> _Task brief_
Quote all lines below exactly. Images stay out.

Entries from a dataset of interfaces

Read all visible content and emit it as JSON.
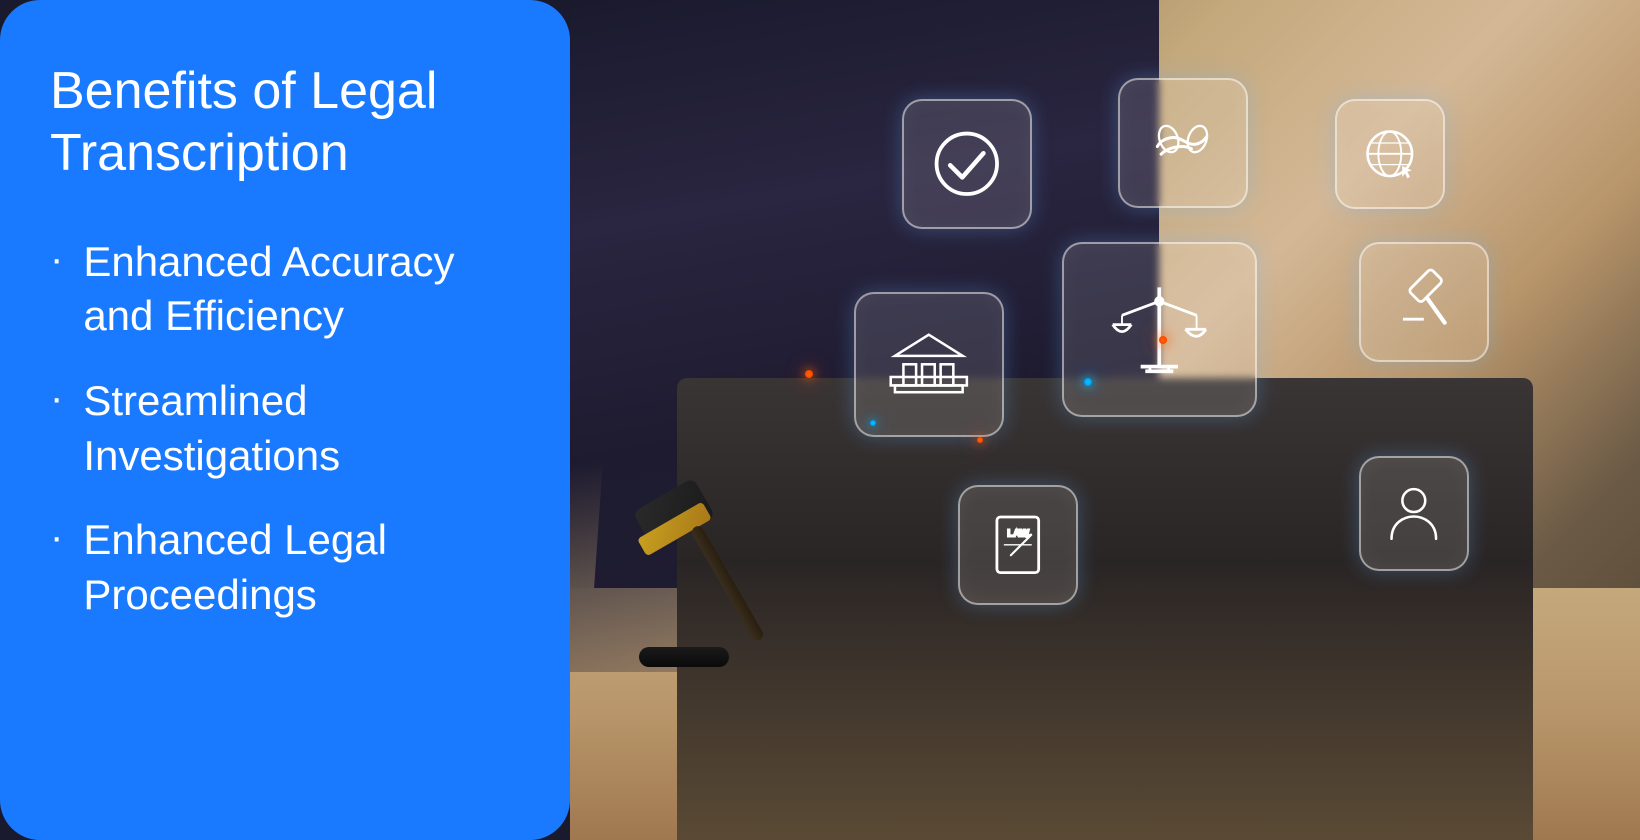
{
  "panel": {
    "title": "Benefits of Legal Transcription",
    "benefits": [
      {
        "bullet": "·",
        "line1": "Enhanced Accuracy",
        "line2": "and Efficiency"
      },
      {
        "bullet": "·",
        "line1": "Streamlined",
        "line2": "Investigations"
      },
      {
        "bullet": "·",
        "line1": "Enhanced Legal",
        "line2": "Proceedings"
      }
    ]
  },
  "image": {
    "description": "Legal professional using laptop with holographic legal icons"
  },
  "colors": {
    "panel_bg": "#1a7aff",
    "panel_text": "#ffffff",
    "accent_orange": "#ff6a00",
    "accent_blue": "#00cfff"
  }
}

> _Exercise output_
Read all visible content and emit it as JSON.
{
  "panel": {
    "title": "Benefits of Legal Transcription",
    "benefits": [
      {
        "bullet": "·",
        "line1": "Enhanced Accuracy",
        "line2": "and Efficiency"
      },
      {
        "bullet": "·",
        "line1": "Streamlined",
        "line2": "Investigations"
      },
      {
        "bullet": "·",
        "line1": "Enhanced Legal",
        "line2": "Proceedings"
      }
    ]
  },
  "image": {
    "description": "Legal professional using laptop with holographic legal icons"
  },
  "colors": {
    "panel_bg": "#1a7aff",
    "panel_text": "#ffffff",
    "accent_orange": "#ff6a00",
    "accent_blue": "#00cfff"
  }
}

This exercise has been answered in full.